**Aim of the task**
Where the string "JSON" appears in a line of the data, show that line.

**Study material**
•••
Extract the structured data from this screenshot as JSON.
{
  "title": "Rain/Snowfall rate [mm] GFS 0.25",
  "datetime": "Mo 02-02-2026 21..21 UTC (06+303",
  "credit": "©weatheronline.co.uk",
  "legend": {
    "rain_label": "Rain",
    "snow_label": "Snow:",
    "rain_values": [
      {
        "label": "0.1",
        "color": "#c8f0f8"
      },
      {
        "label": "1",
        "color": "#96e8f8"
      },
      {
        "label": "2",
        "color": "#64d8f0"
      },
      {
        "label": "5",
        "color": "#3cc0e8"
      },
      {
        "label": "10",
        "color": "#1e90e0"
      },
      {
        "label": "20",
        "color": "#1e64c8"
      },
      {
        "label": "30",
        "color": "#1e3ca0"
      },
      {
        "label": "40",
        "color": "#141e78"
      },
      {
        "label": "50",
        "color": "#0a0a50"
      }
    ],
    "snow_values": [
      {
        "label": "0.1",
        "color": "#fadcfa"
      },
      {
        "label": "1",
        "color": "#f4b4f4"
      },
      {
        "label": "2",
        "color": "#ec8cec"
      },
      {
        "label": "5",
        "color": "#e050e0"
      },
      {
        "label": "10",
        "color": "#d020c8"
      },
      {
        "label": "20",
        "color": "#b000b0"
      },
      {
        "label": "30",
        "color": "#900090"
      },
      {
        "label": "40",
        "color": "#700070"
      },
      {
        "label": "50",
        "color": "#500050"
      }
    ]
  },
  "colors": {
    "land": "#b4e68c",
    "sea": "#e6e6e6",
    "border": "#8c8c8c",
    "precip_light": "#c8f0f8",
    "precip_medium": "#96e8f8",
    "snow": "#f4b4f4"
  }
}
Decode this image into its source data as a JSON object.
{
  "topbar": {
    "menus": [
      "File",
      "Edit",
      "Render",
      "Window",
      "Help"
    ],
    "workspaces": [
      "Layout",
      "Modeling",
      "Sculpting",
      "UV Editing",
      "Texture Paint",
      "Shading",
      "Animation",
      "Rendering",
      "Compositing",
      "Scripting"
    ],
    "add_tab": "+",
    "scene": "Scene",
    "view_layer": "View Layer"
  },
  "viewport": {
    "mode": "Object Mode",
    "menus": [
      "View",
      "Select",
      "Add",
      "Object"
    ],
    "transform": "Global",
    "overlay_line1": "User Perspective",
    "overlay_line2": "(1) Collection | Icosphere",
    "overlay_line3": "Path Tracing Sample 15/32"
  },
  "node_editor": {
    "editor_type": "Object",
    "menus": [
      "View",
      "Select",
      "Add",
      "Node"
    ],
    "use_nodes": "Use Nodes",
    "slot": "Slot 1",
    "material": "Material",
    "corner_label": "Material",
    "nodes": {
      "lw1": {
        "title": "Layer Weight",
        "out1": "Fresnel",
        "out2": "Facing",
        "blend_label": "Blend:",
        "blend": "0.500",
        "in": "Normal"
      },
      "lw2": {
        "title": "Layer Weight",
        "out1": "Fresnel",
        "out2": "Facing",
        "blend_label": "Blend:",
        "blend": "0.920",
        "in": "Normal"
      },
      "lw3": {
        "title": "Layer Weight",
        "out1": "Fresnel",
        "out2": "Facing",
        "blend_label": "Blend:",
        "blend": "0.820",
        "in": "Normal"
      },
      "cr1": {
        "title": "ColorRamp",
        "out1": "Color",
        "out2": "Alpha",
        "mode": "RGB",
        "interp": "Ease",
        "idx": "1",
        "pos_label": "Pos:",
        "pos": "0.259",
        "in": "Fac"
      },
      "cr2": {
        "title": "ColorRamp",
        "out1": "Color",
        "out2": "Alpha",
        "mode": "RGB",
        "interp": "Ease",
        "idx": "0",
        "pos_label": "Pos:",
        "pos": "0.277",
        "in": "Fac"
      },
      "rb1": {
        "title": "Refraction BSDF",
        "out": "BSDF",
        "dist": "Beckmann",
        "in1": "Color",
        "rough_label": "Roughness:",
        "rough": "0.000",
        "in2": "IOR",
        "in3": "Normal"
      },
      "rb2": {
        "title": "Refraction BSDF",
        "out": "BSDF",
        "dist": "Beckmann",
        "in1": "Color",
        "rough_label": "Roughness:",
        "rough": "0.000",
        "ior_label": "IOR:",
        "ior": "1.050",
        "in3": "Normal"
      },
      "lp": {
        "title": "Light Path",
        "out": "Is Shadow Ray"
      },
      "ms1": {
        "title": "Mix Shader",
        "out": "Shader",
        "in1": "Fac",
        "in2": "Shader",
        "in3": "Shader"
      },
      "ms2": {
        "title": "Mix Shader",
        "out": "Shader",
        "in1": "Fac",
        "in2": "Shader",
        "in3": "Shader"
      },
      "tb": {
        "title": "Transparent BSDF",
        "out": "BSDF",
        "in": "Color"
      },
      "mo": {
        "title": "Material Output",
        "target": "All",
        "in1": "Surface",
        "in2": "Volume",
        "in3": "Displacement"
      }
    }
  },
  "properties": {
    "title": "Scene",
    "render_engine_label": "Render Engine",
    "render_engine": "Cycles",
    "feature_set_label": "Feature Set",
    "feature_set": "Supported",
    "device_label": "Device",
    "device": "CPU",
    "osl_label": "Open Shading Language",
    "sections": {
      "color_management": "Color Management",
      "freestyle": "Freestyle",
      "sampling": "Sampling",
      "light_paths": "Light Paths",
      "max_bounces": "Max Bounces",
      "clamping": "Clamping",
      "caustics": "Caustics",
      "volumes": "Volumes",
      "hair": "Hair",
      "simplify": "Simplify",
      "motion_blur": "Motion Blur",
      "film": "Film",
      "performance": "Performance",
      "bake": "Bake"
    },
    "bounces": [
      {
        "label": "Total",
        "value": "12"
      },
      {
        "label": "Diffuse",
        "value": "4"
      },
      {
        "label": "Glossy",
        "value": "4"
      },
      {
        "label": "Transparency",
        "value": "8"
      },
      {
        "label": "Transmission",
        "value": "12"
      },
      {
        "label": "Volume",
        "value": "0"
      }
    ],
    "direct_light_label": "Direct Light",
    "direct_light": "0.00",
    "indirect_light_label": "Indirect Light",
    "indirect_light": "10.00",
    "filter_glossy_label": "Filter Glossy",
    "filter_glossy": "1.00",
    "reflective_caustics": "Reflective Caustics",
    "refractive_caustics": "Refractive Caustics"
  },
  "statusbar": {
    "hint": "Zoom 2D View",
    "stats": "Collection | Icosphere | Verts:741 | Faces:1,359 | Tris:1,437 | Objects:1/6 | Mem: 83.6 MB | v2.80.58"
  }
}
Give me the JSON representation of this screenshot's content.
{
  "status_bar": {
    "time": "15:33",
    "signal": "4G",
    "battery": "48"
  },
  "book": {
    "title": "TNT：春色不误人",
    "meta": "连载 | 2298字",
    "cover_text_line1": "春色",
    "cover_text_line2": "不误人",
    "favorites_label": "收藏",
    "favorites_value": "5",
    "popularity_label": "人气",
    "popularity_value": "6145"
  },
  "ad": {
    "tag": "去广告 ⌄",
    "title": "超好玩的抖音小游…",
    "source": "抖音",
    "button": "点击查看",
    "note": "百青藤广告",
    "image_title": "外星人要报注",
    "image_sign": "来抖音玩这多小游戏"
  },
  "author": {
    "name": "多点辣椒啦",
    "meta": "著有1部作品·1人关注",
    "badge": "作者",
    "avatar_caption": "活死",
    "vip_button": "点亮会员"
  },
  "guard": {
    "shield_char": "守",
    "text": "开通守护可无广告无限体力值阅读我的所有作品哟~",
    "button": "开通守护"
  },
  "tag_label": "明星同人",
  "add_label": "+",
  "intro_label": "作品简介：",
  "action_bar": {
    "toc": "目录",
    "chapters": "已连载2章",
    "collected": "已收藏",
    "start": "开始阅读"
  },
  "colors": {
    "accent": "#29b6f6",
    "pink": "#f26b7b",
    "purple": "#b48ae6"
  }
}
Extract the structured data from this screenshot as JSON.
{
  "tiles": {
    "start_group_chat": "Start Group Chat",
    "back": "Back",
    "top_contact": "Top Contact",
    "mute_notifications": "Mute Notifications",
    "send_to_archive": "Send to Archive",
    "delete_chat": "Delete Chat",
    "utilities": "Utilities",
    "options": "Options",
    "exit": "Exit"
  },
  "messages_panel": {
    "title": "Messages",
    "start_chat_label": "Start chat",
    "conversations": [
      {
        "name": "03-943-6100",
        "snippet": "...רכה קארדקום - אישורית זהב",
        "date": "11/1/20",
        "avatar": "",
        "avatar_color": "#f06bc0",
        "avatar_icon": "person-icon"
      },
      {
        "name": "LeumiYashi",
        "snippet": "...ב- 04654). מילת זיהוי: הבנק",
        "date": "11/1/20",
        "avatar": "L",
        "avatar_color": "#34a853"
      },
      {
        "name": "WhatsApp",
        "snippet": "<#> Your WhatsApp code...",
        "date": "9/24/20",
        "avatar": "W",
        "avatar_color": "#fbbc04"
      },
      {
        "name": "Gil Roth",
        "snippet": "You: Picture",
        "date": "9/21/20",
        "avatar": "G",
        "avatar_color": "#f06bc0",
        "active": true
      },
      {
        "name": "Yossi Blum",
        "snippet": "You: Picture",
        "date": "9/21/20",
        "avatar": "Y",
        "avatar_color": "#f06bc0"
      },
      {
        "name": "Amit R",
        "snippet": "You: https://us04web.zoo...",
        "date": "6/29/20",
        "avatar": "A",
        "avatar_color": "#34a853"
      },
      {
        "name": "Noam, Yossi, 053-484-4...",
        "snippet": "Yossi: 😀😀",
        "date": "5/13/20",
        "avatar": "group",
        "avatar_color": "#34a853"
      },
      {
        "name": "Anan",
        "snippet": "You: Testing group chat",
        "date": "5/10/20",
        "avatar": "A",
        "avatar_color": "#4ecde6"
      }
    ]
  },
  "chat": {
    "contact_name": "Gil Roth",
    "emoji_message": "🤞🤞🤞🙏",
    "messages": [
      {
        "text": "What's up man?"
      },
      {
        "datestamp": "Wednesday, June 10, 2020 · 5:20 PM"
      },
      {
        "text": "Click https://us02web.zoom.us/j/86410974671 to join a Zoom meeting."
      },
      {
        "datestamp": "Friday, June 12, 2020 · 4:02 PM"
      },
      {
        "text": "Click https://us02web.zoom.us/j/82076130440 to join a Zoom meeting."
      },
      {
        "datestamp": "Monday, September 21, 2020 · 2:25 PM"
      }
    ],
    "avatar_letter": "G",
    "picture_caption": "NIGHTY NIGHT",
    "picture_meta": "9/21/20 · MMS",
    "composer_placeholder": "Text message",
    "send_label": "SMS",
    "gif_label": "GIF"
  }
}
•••
**Task solution**
Extract the structured data from this screenshot as JSON.
Decode this image into its source data as a JSON object.
Give me the JSON representation of this screenshot's content.
Extract the structured data from this screenshot as JSON.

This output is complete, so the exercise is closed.